Ansonia’s Quincy now a quad
ANSONIA-While Quincy is now a quad there are no plans to change her name.
At least not according to Dawn Sotir, a ranger at the Ansonia Nature Center on Deerfield Road.
“She’s doing quite well now,” said Sotir of Quincy who had her mutated fifth leg amputated Aug. 23 by Veterinarian James Micinilio, of Countryside Veterinary Hospital on Shelton’s,Leavenworth Road. “For the first three days she was lethargic, not eating, keeping her head down. So we brought her friend Tripod (a three-legged fellow Eastern Box Turtle) into the cage with her and she perked right up.”
Now the pair are inside the Nature Center sunning under an Ultraviolet light and feasting on watermelon, carrots and worms.
“She really loves the squiggly red worms,” said Joshua Tyler, a high school volunteer at the Center.
It wasn’t long ago that Sotir, Tyler and others noticed something wrong with Quincy, a favorite of children visiting the Center.
“She was having a lot of stress moving,”Sotir said. “The leg was cold to the touch.”
So Micinilio was called.
“Her shell was closing in on the leg,” said Micinilio. “Eventually it would have acted like a tourniquet. I thought it best to amputate it.”
Working in his Bridgeport Avenue facility, Micinilio anesthesized Quincy and then used a bone saw to cut the leg off near the forearm.
“I would have liked to have gone farther in and amputated it at the elbow joint but I couldn’t reach it,” he said. “I tied the blood vessels and then used sutures which will dissolve on their own in 12-days.”
Micinilio then prescribed baytril as an antibiotic and metacam to help with the pain.
“I told them to keep her in a sterile environment for at least the next 14 days,” he said. “I did not want her getting the wound wet or dirty.”
So Quincy was brought inside and placed in a cage lit by Ultraviolet light and lined with newspaper.

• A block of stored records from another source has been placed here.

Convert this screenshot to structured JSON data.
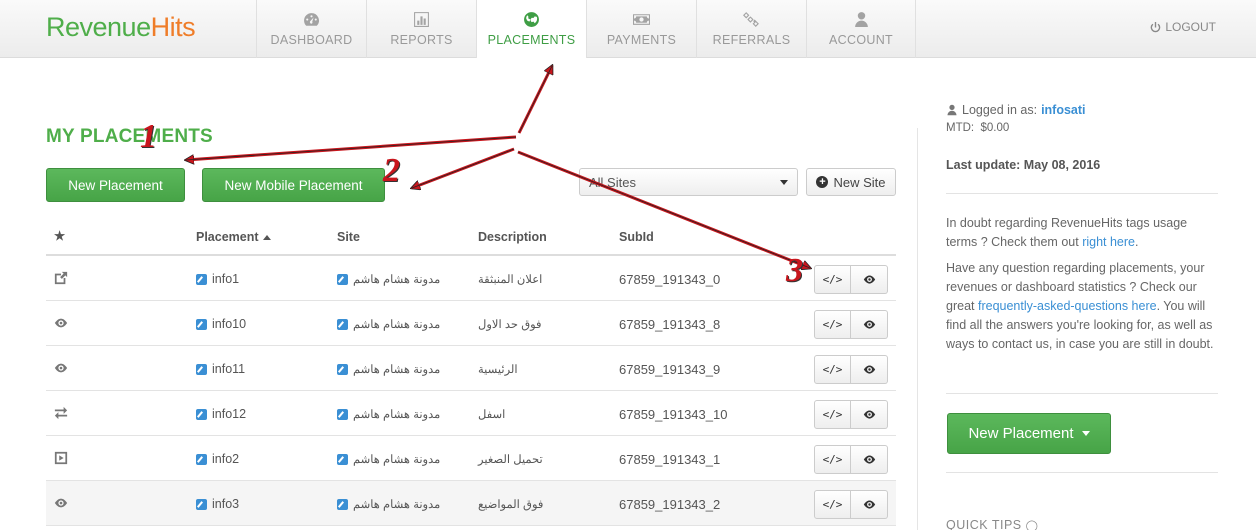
{
  "brand": {
    "part1": "Revenue",
    "part2": "Hits"
  },
  "nav": {
    "items": [
      {
        "label": "DASHBOARD",
        "icon": "dashboard-icon"
      },
      {
        "label": "REPORTS",
        "icon": "bar-chart-icon"
      },
      {
        "label": "PLACEMENTS",
        "icon": "globe-icon",
        "active": true
      },
      {
        "label": "PAYMENTS",
        "icon": "money-icon"
      },
      {
        "label": "REFERRALS",
        "icon": "link-icon"
      },
      {
        "label": "ACCOUNT",
        "icon": "user-icon"
      }
    ],
    "logout_label": "LOGOUT"
  },
  "main": {
    "title": "MY PLACEMENTS",
    "new_placement_label": "New Placement",
    "new_mobile_label": "New Mobile Placement",
    "site_select_value": "All Sites",
    "new_site_label": "New Site",
    "columns": {
      "star": "★",
      "placement": "Placement",
      "site": "Site",
      "description": "Description",
      "subid": "SubId"
    },
    "rows": [
      {
        "type_icon": "external-link-icon",
        "placement": "info1",
        "site": "مدونة هشام هاشم",
        "description": "اعلان المنبثقة",
        "subid": "67859_191343_0"
      },
      {
        "type_icon": "eye-icon",
        "placement": "info10",
        "site": "مدونة هشام هاشم",
        "description": "فوق حد الاول",
        "subid": "67859_191343_8"
      },
      {
        "type_icon": "eye-icon",
        "placement": "info11",
        "site": "مدونة هشام هاشم",
        "description": "الرئيسية",
        "subid": "67859_191343_9"
      },
      {
        "type_icon": "exchange-icon",
        "placement": "info12",
        "site": "مدونة هشام هاشم",
        "description": "اسفل",
        "subid": "67859_191343_10"
      },
      {
        "type_icon": "play-icon",
        "placement": "info2",
        "site": "مدونة هشام هاشم",
        "description": "تحميل الصغير",
        "subid": "67859_191343_1"
      },
      {
        "type_icon": "eye-icon",
        "placement": "info3",
        "site": "مدونة هشام هاشم",
        "description": "فوق المواضيع",
        "subid": "67859_191343_2"
      }
    ],
    "code_button_label": "</>"
  },
  "sidebar": {
    "logged_prefix": "Logged in as:",
    "username": "infosati",
    "mtd_label": "MTD:",
    "mtd_value": "$0.00",
    "last_update": "Last update: May 08, 2016",
    "doubt_text": "In doubt regarding RevenueHits tags usage terms ? Check them out",
    "doubt_link": "right here",
    "question_text": "Have any question regarding placements, your revenues or dashboard statistics ? Check our great",
    "question_link": "frequently-asked-questions here",
    "question_tail": ". You will find all the answers you're looking for, as well as ways to contact us, in case you are still in doubt.",
    "new_placement_label": "New Placement",
    "quick_tips": "QUICK TIPS"
  },
  "annotations": {
    "n1": "1",
    "n2": "2",
    "n3": "3"
  },
  "colors": {
    "brand_green": "#4fae4a",
    "brand_orange": "#ef7d29",
    "link_blue": "#3a8fd4",
    "arrow_red": "#c8161d"
  }
}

“It took three people to get her mouth opened the first time we gave her the medication,” Sotir said. “Luckily the next time I saw her eating some watermelon pieces so I grabbed the syringe and was able to squeeze it in her mouth.”\
Eastern Box turtles are usually found in forests and characterized by their brown shells with orange, black and red splotches. They can live to well into their 70s.
The three Eastern Box turtles at the Center all have deformities.
Quincy was found about 12 years ago as a hatchling. Tripod, her three-legged BFF, probably had a leg taken off by a raccoon when she came a decade ago. Igor has a soft-shell probably because his former owner fed him a diet of shrimp as opposed to worms and fruits. Mr. Magoo, who has since passed, was nearly blind, because of the diet his owner fed him as well as the lack of ultraviolet light in captivity.
“Deformities are pretty common in turtles,” Micinilio.
But Quincy’s deformity, the veterinarian said “would never have allowed it to survive in the wild.”
Eastern box turtles are land lovers. They could drown in ponds. As fall turns to winter they dig themselves into the ground or rotted tree trunk to hibernate.
At the Nature Center, the turtles lived in an open air but fenced-off, predator proof protected area from late April to late October. It has a dirt floor with growing vines and a raspberry bush.
“Eastern Box turtles have a built-in GPS,” said Sotir. “They live their whole life within a two-mile circumference. So if someone takes them and moves them, they spend their whole time trying to get back home. That’s how a lot of them get hit by cars.
They are listed as a vulnerable species which is a category below endangered.
“I tell the kids who come in here to enjoy them, be thankful that you saw them,” Sotir said. “But please if you see one outside don’t bring it home.”